Directions: Could you please retype all of the data below exactly?

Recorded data
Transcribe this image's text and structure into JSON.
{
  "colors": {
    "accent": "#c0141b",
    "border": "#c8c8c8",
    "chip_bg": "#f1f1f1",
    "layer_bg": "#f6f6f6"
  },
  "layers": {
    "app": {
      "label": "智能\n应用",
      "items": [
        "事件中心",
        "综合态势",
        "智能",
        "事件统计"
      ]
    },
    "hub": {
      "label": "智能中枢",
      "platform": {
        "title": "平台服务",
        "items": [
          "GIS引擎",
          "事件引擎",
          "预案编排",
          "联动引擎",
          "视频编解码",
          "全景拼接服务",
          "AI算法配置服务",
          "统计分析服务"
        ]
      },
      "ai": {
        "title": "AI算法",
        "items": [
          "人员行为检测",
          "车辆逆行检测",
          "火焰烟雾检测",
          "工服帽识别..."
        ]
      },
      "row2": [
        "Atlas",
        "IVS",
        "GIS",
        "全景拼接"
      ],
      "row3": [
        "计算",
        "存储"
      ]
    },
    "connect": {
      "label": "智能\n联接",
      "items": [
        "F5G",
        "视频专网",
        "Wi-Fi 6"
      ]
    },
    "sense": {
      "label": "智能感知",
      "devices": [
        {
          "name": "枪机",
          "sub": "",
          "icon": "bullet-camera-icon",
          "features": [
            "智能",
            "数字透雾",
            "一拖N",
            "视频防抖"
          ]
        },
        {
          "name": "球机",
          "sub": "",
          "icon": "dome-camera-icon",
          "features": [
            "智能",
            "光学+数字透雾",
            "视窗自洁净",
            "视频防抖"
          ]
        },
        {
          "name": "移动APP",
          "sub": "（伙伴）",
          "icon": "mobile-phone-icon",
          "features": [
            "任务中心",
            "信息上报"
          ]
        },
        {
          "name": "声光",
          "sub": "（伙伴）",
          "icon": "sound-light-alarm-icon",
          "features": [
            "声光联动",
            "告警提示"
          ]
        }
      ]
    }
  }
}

Exercise solution:
Transcribe this image's text and structure into JSON.
{
  "colors": {
    "accent": "#c0141b",
    "border": "#c8c8c8",
    "chip_bg": "#f1f1f1",
    "layer_bg": "#f6f6f6"
  },
  "layers": {
    "app": {
      "label": "智能\n应用",
      "items": [
        "事件中心",
        "综合态势",
        "智能",
        "事件统计"
      ]
    },
    "hub": {
      "label": "智能中枢",
      "platform": {
        "title": "平台服务",
        "items": [
          "GIS引擎",
          "事件引擎",
          "预案编排",
          "联动引擎",
          "视频编解码",
          "全景拼接服务",
          "AI算法配置服务",
          "统计分析服务"
        ]
      },
      "ai": {
        "title": "AI算法",
        "items": [
          "人员行为检测",
          "车辆逆行检测",
          "火焰烟雾检测",
          "工服帽识别..."
        ]
      },
      "row2": [
        "Atlas",
        "IVS",
        "GIS",
        "全景拼接"
      ],
      "row3": [
        "计算",
        "存储"
      ]
    },
    "connect": {
      "label": "智能\n联接",
      "items": [
        "F5G",
        "视频专网",
        "Wi-Fi 6"
      ]
    },
    "sense": {
      "label": "智能感知",
      "devices": [
        {
          "name": "枪机",
          "sub": "",
          "icon": "bullet-camera-icon",
          "features": [
            "智能",
            "数字透雾",
            "一拖N",
            "视频防抖"
          ]
        },
        {
          "name": "球机",
          "sub": "",
          "icon": "dome-camera-icon",
          "features": [
            "智能",
            "光学+数字透雾",
            "视窗自洁净",
            "视频防抖"
          ]
        },
        {
          "name": "移动APP",
          "sub": "（伙伴）",
          "icon": "mobile-phone-icon",
          "features": [
            "任务中心",
            "信息上报"
          ]
        },
        {
          "name": "声光",
          "sub": "（伙伴）",
          "icon": "sound-light-alarm-icon",
          "features": [
            "声光联动",
            "告警提示"
          ]
        }
      ]
    }
  }
}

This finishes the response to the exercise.